Ink is a liquid with a strong colour used for writing and printing. It can turn invisible whenever it detects that you have a term paper or other important document to print.
Ink was traditionally extracted from octopussies, who use it to camouflage their nests, feed their young and annoy people who snorkel. The importance of ink in an increasingly literate society made the octopussies highly valuable, and they were even used as currency in some parts of the world, most notably Japan. Large octopus farms were constructed to handle the ever-increasing demand, and many families living by lakes, rivers or the sea kept an octopus as a pet to remain self-sufficient in times of war.
Apart from that, an old legend states that in old times, people carried cows with them. As the story told, beef was yet another great ink producer. Of course, this is nothing more than a myth and is yet to be proven.
Currently the United States government have invested millions of dollars in scientific grants to try and make this a fact. This is the kind of logical thinking and cost benefit analysis that guides government allocation of taxpayer monies.
The Ink Scare of the 1740s
The octopussies (also known as octuplets or fat squids) struggled to adapt to their new role. The constant milking for ink made them unable to properly conceal their young from predators, and by the early 1740s they were on the brink of extinction. The "black gold" or "Texas tea" dwindled ever faster.

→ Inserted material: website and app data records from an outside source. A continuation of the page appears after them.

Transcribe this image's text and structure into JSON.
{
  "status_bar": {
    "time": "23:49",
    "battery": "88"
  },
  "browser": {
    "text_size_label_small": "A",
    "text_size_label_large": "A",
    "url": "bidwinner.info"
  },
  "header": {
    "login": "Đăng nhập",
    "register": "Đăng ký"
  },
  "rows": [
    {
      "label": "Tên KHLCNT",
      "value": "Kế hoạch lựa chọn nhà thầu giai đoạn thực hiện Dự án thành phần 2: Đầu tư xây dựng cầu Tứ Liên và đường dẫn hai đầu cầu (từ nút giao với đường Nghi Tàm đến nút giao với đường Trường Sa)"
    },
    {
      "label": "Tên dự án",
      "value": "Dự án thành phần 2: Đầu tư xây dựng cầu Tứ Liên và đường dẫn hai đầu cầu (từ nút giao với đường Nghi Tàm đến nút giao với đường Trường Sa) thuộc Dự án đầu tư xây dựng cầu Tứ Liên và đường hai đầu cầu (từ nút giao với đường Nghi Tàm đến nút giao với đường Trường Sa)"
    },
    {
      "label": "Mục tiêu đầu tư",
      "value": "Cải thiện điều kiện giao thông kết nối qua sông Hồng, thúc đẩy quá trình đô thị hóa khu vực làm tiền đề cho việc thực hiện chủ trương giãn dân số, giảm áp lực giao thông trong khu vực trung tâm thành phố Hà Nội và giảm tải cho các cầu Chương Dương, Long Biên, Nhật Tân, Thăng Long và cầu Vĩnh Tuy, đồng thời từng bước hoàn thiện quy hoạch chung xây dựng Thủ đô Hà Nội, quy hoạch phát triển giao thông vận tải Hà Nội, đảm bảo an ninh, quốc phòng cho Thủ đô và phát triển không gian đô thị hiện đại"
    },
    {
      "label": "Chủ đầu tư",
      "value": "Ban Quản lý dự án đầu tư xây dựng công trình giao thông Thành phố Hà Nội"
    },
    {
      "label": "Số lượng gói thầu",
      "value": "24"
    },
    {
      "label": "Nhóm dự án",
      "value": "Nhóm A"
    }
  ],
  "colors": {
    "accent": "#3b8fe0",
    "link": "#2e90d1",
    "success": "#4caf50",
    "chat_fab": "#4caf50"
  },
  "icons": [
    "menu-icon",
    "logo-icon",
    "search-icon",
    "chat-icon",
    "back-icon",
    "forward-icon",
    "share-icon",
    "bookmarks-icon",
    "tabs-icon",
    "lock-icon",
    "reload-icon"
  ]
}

Not much is known of this period, since few people were willing to spend ink documenting it. The acute need for ink led to the invention of alternative sources, including a synthetic ink known as soy sauce, containing equal parts of water, corn starch and darkness, and the pencil, facilitating ink-less writing for the first time since the chisel.
The pencil won out for hand writing, due to its low cost and beneficial educational impact of lead chewing. Soy sauce was reserved for formal letter-writing, and masking the taste of bad fish.
In recent years, organic ink has been produced as a luxury product by a small number of independent farmers. It's produced by training the octopuses to ink into a machine which will then give it some food based on the amount of ink squirted. This allows the octopus to only give away its surplus ink, avoiding the aforementioned problems.
Green scientists are working on a way to mix ink with hemp, thus demonstrating it's not easy being green. This would form a sticky and hairy compound that you can write, wear and smoke, potentially at the same time.
This ink comes in a variety of colours such as yellow, pink and green. It is invisible to the naked eye, and semi-translucent to the partially-clothed eye.
If you want to find out what someone has written in invisible ink, you can iron over it to reveal the words, which has the added benefit if removing unsightly creases. You can also iron over the head of the person until they tell you what they wrote, but this may increase unsightly creases.
Over 40% of all ink manufactured is indeed poisonous, and as such is valuable for writing gossip columns. Most of this ink is kept at the back of office supply cupboards, the strategic placement of this ink weans out anyone who may be stealing the office supplies.
There have been many documented cases of poisonous ink being used as a murder aide. In almost all these cases an innocent man has been accused, and as such Ms. Marple is almost always flown in by helicopter to oversee all investigating. Poisonous ink is made from regular ink mixed with cyanide. The cheapest place to get poisonous ink is in Russia, as they use it do colour paper airplanes which are flown to Ukraine.